EXERCISE ▸ Report each line of the listing that carries the word "this".
· · · · · · ·
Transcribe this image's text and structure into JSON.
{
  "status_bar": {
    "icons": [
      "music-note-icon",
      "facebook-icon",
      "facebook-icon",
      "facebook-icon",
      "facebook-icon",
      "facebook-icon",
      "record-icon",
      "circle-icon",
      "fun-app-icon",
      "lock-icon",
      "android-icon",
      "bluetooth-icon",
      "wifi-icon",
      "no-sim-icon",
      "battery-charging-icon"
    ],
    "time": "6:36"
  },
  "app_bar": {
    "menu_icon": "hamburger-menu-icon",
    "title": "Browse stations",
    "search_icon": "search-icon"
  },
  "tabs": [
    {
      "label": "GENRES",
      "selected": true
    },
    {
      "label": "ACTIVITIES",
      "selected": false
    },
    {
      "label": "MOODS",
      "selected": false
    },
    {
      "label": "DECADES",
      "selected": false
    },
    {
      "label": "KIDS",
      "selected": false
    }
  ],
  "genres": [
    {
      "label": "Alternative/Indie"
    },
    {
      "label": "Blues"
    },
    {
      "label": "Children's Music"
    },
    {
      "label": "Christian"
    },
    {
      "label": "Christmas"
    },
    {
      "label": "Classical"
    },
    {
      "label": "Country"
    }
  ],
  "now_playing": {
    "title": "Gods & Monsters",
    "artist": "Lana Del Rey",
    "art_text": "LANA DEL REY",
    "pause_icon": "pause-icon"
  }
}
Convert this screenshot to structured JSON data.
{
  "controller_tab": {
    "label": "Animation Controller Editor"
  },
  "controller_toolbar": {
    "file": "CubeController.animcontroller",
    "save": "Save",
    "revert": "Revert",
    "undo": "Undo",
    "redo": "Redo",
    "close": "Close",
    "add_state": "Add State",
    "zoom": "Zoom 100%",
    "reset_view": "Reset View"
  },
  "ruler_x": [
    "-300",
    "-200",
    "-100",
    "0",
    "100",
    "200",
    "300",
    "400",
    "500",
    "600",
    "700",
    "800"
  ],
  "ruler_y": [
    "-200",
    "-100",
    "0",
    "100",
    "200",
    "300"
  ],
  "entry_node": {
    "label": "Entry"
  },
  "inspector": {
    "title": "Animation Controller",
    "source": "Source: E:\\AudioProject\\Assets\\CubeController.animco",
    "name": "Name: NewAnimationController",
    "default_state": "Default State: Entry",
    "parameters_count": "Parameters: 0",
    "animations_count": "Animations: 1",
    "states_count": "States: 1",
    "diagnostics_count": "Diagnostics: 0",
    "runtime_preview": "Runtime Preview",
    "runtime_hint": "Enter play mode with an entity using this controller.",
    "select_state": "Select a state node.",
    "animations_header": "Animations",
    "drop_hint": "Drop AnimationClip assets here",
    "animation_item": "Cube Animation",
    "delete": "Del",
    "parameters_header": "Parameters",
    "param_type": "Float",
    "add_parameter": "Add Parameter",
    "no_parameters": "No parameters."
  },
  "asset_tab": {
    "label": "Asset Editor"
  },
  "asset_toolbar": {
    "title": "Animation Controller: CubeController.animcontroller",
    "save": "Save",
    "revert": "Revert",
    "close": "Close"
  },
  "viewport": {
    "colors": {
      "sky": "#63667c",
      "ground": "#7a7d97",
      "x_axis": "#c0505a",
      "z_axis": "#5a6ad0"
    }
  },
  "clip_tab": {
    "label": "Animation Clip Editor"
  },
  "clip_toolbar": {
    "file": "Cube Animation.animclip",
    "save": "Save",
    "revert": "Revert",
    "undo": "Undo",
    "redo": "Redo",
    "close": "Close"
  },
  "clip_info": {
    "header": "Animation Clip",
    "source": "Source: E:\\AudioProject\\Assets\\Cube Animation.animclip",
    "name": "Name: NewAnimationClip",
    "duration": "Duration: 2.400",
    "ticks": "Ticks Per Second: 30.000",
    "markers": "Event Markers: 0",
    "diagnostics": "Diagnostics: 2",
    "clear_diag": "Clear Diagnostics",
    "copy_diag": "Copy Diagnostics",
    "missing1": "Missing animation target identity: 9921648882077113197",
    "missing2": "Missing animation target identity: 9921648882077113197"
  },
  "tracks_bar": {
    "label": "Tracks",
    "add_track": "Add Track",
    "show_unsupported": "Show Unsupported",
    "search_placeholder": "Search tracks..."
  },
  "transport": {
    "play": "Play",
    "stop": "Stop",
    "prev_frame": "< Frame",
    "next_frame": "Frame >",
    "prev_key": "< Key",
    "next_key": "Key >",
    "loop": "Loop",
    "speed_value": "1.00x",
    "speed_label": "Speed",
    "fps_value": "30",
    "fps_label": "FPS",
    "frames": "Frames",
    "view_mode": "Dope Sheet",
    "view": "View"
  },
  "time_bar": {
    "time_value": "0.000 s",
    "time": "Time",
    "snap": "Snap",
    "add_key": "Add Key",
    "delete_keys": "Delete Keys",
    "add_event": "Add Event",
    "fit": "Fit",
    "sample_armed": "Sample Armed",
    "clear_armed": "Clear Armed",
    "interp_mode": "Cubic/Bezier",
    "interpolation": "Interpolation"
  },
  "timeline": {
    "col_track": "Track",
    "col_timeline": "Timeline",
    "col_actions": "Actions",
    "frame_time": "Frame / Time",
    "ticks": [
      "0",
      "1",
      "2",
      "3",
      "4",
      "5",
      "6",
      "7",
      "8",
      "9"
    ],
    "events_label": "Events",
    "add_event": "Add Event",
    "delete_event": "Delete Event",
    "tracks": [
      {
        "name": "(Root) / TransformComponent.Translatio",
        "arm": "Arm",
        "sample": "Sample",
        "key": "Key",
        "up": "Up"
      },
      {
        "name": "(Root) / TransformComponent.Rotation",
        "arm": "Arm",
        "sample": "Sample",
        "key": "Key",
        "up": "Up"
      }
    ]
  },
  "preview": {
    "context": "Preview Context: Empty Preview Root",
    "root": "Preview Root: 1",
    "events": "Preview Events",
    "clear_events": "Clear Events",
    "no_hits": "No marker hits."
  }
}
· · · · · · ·
RESPONSE AREA ▸
Transcribe this image's text and structure into JSON.
Convert this screenshot to structured JSON data.
    "runtime_hint": "Enter play mode with an entity using this controller.",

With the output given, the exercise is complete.